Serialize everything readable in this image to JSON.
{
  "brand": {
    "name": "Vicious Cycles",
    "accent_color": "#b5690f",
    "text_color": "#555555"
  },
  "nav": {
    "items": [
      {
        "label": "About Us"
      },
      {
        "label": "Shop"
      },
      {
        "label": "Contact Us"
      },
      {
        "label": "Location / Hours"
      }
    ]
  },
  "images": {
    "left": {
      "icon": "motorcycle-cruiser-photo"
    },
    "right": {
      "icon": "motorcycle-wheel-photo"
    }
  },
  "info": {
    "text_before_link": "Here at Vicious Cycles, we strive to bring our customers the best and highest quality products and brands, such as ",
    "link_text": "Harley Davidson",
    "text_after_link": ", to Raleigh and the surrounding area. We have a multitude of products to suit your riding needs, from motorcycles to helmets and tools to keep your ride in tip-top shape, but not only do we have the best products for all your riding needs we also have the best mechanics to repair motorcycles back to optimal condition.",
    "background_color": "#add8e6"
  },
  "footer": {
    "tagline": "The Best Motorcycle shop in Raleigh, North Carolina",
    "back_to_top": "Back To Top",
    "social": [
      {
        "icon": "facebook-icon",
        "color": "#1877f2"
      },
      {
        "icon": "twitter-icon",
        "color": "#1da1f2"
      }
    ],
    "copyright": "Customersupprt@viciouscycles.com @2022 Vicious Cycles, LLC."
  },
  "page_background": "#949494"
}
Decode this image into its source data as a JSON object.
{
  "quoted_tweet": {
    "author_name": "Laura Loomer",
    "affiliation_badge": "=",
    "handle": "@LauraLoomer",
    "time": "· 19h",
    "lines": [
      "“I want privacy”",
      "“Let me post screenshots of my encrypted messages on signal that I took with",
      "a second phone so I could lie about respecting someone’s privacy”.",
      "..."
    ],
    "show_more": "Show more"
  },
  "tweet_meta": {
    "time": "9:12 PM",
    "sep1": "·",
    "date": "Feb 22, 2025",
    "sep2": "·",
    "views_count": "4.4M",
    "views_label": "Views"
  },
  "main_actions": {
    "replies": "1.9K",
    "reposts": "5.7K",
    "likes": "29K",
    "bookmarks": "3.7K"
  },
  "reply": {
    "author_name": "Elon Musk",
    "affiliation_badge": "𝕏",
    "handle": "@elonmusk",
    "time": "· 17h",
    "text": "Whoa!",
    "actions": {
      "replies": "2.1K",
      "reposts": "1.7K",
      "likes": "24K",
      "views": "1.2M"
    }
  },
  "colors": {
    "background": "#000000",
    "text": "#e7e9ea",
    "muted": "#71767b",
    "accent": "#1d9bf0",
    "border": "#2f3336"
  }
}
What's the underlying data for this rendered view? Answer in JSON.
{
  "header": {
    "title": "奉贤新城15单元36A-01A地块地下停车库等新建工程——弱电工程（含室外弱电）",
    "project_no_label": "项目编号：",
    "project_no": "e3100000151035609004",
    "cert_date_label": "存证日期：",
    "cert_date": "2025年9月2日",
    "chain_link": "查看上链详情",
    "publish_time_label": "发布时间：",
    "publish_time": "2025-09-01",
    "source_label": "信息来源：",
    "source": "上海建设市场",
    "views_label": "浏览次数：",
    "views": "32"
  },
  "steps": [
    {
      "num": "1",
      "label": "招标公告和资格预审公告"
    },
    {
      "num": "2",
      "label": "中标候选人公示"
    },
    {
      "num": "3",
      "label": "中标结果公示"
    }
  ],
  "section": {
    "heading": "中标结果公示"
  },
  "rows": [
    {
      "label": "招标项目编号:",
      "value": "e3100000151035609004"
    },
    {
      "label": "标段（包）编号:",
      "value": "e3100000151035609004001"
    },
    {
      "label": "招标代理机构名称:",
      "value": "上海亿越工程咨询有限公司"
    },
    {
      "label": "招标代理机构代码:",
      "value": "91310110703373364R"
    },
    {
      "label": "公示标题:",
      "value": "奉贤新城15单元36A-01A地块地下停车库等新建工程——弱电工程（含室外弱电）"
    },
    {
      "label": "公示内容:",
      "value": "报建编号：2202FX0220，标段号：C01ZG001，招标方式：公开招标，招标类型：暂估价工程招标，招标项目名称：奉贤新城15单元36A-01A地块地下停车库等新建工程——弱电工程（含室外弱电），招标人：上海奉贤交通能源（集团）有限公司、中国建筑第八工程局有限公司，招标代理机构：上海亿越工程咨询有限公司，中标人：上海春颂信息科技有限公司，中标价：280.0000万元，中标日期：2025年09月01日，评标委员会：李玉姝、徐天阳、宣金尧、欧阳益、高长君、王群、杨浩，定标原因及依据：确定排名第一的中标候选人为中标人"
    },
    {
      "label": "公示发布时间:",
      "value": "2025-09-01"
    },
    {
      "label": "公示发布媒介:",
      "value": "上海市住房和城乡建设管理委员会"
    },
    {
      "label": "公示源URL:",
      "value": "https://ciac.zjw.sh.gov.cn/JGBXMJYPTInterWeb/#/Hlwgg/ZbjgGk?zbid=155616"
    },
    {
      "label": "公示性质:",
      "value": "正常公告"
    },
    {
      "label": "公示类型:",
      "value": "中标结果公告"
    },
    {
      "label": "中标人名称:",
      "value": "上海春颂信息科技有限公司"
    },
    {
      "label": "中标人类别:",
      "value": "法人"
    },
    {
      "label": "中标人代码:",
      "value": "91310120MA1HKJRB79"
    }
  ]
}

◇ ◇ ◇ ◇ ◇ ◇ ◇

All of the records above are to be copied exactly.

Problem solution:
Serialize everything readable in this image to JSON.
{
  "brand": {
    "name": "Vicious Cycles",
    "accent_color": "#b5690f",
    "text_color": "#555555"
  },
  "nav": {
    "items": [
      {
        "label": "About Us"
      },
      {
        "label": "Shop"
      },
      {
        "label": "Contact Us"
      },
      {
        "label": "Location / Hours"
      }
    ]
  },
  "images": {
    "left": {
      "icon": "motorcycle-cruiser-photo"
    },
    "right": {
      "icon": "motorcycle-wheel-photo"
    }
  },
  "info": {
    "text_before_link": "Here at Vicious Cycles, we strive to bring our customers the best and highest quality products and brands, such as ",
    "link_text": "Harley Davidson",
    "text_after_link": ", to Raleigh and the surrounding area. We have a multitude of products to suit your riding needs, from motorcycles to helmets and tools to keep your ride in tip-top shape, but not only do we have the best products for all your riding needs we also have the best mechanics to repair motorcycles back to optimal condition.",
    "background_color": "#add8e6"
  },
  "footer": {
    "tagline": "The Best Motorcycle shop in Raleigh, North Carolina",
    "back_to_top": "Back To Top",
    "social": [
      {
        "icon": "facebook-icon",
        "color": "#1877f2"
      },
      {
        "icon": "twitter-icon",
        "color": "#1da1f2"
      }
    ],
    "copyright": "Customersupprt@viciouscycles.com @2022 Vicious Cycles, LLC."
  },
  "page_background": "#949494"
}
Decode this image into its source data as a JSON object.
{
  "quoted_tweet": {
    "author_name": "Laura Loomer",
    "affiliation_badge": "=",
    "handle": "@LauraLoomer",
    "time": "· 19h",
    "lines": [
      "“I want privacy”",
      "“Let me post screenshots of my encrypted messages on signal that I took with",
      "a second phone so I could lie about respecting someone’s privacy”.",
      "..."
    ],
    "show_more": "Show more"
  },
  "tweet_meta": {
    "time": "9:12 PM",
    "sep1": "·",
    "date": "Feb 22, 2025",
    "sep2": "·",
    "views_count": "4.4M",
    "views_label": "Views"
  },
  "main_actions": {
    "replies": "1.9K",
    "reposts": "5.7K",
    "likes": "29K",
    "bookmarks": "3.7K"
  },
  "reply": {
    "author_name": "Elon Musk",
    "affiliation_badge": "𝕏",
    "handle": "@elonmusk",
    "time": "· 17h",
    "text": "Whoa!",
    "actions": {
      "replies": "2.1K",
      "reposts": "1.7K",
      "likes": "24K",
      "views": "1.2M"
    }
  },
  "colors": {
    "background": "#000000",
    "text": "#e7e9ea",
    "muted": "#71767b",
    "accent": "#1d9bf0",
    "border": "#2f3336"
  }
}
What's the underlying data for this rendered view? Answer in JSON.
{
  "header": {
    "title": "奉贤新城15单元36A-01A地块地下停车库等新建工程——弱电工程（含室外弱电）",
    "project_no_label": "项目编号：",
    "project_no": "e3100000151035609004",
    "cert_date_label": "存证日期：",
    "cert_date": "2025年9月2日",
    "chain_link": "查看上链详情",
    "publish_time_label": "发布时间：",
    "publish_time": "2025-09-01",
    "source_label": "信息来源：",
    "source": "上海建设市场",
    "views_label": "浏览次数：",
    "views": "32"
  },
  "steps": [
    {
      "num": "1",
      "label": "招标公告和资格预审公告"
    },
    {
      "num": "2",
      "label": "中标候选人公示"
    },
    {
      "num": "3",
      "label": "中标结果公示"
    }
  ],
  "section": {
    "heading": "中标结果公示"
  },
  "rows": [
    {
      "label": "招标项目编号:",
      "value": "e3100000151035609004"
    },
    {
      "label": "标段（包）编号:",
      "value": "e3100000151035609004001"
    },
    {
      "label": "招标代理机构名称:",
      "value": "上海亿越工程咨询有限公司"
    },
    {
      "label": "招标代理机构代码:",
      "value": "91310110703373364R"
    },
    {
      "label": "公示标题:",
      "value": "奉贤新城15单元36A-01A地块地下停车库等新建工程——弱电工程（含室外弱电）"
    },
    {
      "label": "公示内容:",
      "value": "报建编号：2202FX0220，标段号：C01ZG001，招标方式：公开招标，招标类型：暂估价工程招标，招标项目名称：奉贤新城15单元36A-01A地块地下停车库等新建工程——弱电工程（含室外弱电），招标人：上海奉贤交通能源（集团）有限公司、中国建筑第八工程局有限公司，招标代理机构：上海亿越工程咨询有限公司，中标人：上海春颂信息科技有限公司，中标价：280.0000万元，中标日期：2025年09月01日，评标委员会：李玉姝、徐天阳、宣金尧、欧阳益、高长君、王群、杨浩，定标原因及依据：确定排名第一的中标候选人为中标人"
    },
    {
      "label": "公示发布时间:",
      "value": "2025-09-01"
    },
    {
      "label": "公示发布媒介:",
      "value": "上海市住房和城乡建设管理委员会"
    },
    {
      "label": "公示源URL:",
      "value": "https://ciac.zjw.sh.gov.cn/JGBXMJYPTInterWeb/#/Hlwgg/ZbjgGk?zbid=155616"
    },
    {
      "label": "公示性质:",
      "value": "正常公告"
    },
    {
      "label": "公示类型:",
      "value": "中标结果公告"
    },
    {
      "label": "中标人名称:",
      "value": "上海春颂信息科技有限公司"
    },
    {
      "label": "中标人类别:",
      "value": "法人"
    },
    {
      "label": "中标人代码:",
      "value": "91310120MA1HKJRB79"
    }
  ]
}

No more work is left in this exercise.